“This museum will be an information centre for visitors to learn where they can find the Seberang Perai woman in Guar Kepah, where to find the iron furnace in Sik and learn about the ancient civilisation in Sungai Batu and Lembah Bujang,” he said.
He said the Kedah state government has been very positive about this and even the Kedah Sultan has expressed a strong interest in developing Lembah Bujang.
“The Sultan has allocated some funds to develop Lembah Bujang because he has a strong passion for the site,” Muhammad Bakhtiar said.
As for Guar Kepah, where parts of a pre-historic female skeleton were uncovered, Muhammad Bakhtiar said the federal government is ready to work with the state government on developing the site.
“The state government has written to me to work with the state in developing Guar Kepah,” he said.
The pre-historic skeleton of a woman, dating back some 5,710 years, was discovered by the Universiti Sains Malaysia (USM) Centre for Global Archaeological Research (CGAR) in an excavation last year.
The skeleton was the first and only remaining Neolithic skeleton found in a shell midden in Malaysia.
The skeleton was discovered almost fully intact though her legs were partially destroyed by the backhoe’s digging works.
Her arms were folded and she was surrounded by pottery, stone tools and several different types of shells.
There were three shell middens in Guar Kepah and British archaeologists had excavated a total 41 skeletons from the site between 1851 and 1934, with those skeletons now in the National Natuurhistorisch Museum in Leiden, Holland.
Shell middens refer to mounds of kitchen debris consisting mostly of shells and other food remnants.
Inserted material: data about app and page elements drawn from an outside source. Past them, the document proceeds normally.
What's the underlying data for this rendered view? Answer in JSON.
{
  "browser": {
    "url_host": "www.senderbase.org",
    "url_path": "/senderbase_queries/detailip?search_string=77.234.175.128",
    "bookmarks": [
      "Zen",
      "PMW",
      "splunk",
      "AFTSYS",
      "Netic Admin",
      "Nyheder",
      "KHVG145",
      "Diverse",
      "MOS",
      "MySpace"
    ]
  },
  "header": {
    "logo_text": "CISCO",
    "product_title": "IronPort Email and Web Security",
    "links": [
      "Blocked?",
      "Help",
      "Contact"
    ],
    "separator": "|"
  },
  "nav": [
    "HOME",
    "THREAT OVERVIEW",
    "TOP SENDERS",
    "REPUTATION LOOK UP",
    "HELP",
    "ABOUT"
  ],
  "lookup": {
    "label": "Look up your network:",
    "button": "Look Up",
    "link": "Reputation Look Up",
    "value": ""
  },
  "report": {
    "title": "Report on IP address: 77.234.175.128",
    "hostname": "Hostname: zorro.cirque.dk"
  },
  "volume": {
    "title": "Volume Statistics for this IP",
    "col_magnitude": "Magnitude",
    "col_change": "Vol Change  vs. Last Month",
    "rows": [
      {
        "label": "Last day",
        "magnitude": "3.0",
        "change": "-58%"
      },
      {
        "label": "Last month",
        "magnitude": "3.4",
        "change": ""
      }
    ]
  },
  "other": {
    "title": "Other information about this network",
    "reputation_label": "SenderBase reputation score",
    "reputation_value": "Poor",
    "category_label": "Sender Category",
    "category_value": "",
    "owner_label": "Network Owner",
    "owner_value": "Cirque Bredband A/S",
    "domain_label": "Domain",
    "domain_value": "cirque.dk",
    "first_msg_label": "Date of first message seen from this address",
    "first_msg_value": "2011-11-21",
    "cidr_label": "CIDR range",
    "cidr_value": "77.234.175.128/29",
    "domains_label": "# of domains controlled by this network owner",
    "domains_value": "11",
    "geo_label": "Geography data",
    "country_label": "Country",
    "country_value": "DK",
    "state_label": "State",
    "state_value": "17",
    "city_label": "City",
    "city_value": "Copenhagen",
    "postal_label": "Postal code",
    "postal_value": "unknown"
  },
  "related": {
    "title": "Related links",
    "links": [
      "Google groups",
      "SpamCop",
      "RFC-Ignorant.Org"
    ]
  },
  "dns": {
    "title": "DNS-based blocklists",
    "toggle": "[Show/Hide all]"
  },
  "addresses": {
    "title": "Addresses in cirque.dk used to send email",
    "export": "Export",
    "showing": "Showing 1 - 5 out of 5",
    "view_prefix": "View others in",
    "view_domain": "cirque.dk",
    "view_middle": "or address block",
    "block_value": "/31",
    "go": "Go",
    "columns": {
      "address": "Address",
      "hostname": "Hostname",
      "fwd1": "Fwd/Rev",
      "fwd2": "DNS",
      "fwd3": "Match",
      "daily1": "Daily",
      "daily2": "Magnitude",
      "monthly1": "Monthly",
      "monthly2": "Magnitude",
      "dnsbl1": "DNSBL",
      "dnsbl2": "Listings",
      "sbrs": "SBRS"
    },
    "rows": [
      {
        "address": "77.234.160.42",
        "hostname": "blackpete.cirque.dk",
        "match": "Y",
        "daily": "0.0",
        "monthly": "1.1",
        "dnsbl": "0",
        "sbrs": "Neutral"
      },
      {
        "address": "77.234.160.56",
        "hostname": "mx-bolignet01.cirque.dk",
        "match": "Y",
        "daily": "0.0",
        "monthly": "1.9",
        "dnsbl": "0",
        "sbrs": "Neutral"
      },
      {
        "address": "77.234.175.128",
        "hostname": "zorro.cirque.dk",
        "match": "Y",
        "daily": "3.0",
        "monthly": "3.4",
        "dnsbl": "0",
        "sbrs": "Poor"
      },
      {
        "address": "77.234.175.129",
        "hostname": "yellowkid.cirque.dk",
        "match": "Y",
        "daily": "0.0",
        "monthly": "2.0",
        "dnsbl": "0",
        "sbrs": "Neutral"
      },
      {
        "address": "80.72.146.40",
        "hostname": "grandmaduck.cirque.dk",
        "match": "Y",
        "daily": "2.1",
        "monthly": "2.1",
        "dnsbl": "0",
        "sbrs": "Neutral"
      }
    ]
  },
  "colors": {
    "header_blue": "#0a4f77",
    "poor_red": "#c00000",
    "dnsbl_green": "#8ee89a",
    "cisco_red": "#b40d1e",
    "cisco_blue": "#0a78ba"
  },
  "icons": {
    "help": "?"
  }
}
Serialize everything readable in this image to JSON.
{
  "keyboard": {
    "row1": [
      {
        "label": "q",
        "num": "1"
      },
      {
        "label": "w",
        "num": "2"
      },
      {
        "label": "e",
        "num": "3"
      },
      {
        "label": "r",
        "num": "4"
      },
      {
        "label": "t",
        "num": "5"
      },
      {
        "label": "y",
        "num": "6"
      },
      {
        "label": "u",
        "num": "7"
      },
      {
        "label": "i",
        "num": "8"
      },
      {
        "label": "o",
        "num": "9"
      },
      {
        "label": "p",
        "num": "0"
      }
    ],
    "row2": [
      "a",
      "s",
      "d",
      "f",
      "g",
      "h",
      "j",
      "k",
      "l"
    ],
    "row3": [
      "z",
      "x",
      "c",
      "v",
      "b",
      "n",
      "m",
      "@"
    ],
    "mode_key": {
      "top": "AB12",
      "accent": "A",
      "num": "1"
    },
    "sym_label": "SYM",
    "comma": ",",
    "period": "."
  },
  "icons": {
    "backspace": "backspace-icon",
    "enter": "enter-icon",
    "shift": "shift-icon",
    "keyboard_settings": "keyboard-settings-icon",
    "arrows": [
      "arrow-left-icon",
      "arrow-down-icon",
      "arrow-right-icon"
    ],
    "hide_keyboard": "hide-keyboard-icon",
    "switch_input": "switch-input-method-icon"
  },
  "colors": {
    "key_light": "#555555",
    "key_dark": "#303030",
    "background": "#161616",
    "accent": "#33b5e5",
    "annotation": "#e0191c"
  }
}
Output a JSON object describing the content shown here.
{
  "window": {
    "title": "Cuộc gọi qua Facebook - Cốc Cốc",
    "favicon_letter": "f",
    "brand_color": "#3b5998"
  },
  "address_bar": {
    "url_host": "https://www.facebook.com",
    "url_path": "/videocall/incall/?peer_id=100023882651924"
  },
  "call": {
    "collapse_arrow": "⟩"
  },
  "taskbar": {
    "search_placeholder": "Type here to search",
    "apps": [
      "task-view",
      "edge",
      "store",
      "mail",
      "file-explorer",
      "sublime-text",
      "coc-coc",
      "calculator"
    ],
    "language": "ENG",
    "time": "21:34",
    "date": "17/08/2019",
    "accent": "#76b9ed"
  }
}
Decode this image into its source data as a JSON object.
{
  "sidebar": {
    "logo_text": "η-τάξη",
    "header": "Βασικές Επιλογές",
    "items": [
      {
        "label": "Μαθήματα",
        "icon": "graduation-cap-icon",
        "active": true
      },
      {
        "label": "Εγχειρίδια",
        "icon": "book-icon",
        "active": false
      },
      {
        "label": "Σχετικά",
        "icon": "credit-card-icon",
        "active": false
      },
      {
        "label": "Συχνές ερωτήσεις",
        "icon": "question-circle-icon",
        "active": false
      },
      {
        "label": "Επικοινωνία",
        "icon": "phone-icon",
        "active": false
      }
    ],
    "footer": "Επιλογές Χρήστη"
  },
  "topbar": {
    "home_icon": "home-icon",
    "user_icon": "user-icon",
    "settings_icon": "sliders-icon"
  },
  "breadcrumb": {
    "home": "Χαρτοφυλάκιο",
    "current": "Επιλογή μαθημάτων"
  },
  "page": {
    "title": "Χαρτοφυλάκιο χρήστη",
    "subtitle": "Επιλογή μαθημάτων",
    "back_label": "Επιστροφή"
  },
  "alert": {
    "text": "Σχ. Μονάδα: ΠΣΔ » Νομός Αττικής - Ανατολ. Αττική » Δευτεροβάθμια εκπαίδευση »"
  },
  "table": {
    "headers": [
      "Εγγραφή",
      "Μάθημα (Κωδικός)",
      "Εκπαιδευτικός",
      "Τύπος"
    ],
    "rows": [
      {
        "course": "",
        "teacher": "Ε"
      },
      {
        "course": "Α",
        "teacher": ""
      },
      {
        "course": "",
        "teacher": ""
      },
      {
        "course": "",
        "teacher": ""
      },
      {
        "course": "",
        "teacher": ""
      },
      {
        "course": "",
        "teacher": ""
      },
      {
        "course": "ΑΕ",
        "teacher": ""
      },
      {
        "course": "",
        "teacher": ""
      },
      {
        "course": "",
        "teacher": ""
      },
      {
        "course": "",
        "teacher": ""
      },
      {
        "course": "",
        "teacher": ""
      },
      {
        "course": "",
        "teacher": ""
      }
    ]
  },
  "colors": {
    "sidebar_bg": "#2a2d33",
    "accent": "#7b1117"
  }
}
It is indicative of ancient human settlement and were sometimes used as burial sites.